Spot gold bounced back above the $1,700 an ounce mark early on Monday, rising 0.2% to $1,703.57 as of 2:30 pm EST. Gold futures for June delivery were up 0.6% on the Comex in New York.
UBS Investment Bank strategist Joni Teves believes the price of gold could “break the highs” seen earlier this year, with the scale of the global pandemic and its potential economic fallout driving up demand for safe haven assets like gold.
“Gold is becoming attractive in this environment where uncertainty is very high, growth is expected to weaken, and at the same time you have negative real rates which make gold attractive to hold as a diversifier in investor portfolios,” Teves said.
There is “growing potential” for the gold price to break $1,800 per ounce, said Teves, whose firm has set a target price of $1,790 per ounce.
She added that the recent move in gold has been mostly driven by investor interest, particularly institutional investors.
Last week, the World Gold Council reported that investment demand for gold surged 80% during Q1 2020, highlighting the coronavirus outbreak as the “single biggest factor” influencing demand, even offsetting a sharp decline in consumer activity in the sector.
Large government expenditures to reinvigorate economics hit by covid-19 have raised concerns over the value of currencies relative to real assets in the future.

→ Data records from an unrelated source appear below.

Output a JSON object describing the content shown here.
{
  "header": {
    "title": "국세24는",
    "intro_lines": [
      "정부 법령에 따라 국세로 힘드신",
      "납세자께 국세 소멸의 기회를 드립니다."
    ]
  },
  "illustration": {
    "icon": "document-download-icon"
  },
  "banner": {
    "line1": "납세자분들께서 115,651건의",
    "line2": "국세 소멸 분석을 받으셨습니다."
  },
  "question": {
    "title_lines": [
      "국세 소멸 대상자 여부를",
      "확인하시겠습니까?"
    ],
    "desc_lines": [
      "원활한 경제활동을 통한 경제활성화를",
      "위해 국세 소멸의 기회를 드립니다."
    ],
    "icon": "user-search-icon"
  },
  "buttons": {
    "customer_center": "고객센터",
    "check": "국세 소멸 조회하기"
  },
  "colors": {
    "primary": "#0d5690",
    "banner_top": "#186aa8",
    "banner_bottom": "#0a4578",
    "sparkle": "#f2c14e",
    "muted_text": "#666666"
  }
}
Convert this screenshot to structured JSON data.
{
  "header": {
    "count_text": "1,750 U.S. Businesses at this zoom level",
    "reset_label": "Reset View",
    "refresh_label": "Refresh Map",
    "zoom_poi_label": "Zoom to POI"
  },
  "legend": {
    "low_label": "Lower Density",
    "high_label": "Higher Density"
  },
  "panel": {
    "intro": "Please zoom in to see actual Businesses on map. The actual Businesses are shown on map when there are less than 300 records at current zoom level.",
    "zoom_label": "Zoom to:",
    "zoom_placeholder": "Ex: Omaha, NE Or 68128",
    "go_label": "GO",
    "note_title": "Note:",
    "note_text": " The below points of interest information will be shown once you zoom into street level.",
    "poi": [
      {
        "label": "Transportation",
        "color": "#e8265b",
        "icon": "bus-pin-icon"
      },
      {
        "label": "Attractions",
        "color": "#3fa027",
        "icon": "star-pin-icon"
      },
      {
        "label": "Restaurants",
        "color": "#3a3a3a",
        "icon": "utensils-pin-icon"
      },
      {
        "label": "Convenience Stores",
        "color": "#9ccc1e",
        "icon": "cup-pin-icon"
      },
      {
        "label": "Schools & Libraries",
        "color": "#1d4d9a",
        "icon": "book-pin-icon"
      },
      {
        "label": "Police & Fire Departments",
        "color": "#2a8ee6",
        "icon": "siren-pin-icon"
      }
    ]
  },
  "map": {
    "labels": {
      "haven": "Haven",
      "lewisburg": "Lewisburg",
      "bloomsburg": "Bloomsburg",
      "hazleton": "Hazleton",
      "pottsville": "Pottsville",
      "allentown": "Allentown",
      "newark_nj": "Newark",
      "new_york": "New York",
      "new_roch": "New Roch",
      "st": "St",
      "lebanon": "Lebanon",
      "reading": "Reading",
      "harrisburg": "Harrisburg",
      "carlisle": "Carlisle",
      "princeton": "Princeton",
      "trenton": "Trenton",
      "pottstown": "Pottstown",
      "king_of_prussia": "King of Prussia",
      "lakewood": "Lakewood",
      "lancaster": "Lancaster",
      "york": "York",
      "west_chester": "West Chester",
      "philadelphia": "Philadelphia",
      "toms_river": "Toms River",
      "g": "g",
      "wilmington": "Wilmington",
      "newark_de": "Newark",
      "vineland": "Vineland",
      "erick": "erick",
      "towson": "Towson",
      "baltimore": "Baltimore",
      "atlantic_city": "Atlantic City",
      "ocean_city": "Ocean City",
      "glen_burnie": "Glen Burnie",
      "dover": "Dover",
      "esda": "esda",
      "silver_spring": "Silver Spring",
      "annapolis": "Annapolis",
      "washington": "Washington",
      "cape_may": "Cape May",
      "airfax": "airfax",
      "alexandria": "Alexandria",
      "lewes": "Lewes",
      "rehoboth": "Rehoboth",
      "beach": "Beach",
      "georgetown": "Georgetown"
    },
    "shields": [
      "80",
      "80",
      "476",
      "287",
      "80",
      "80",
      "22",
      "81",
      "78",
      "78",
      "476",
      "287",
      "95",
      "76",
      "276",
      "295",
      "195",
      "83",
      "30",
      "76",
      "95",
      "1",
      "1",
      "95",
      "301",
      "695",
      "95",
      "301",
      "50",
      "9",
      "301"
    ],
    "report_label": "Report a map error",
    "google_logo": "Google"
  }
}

“Fiat currencies post covid-19 will not be the place to be invested,” said David Lennox, resource analyst at Fat Prophets, referring to government-issued currency that is not backed by a physical commodity.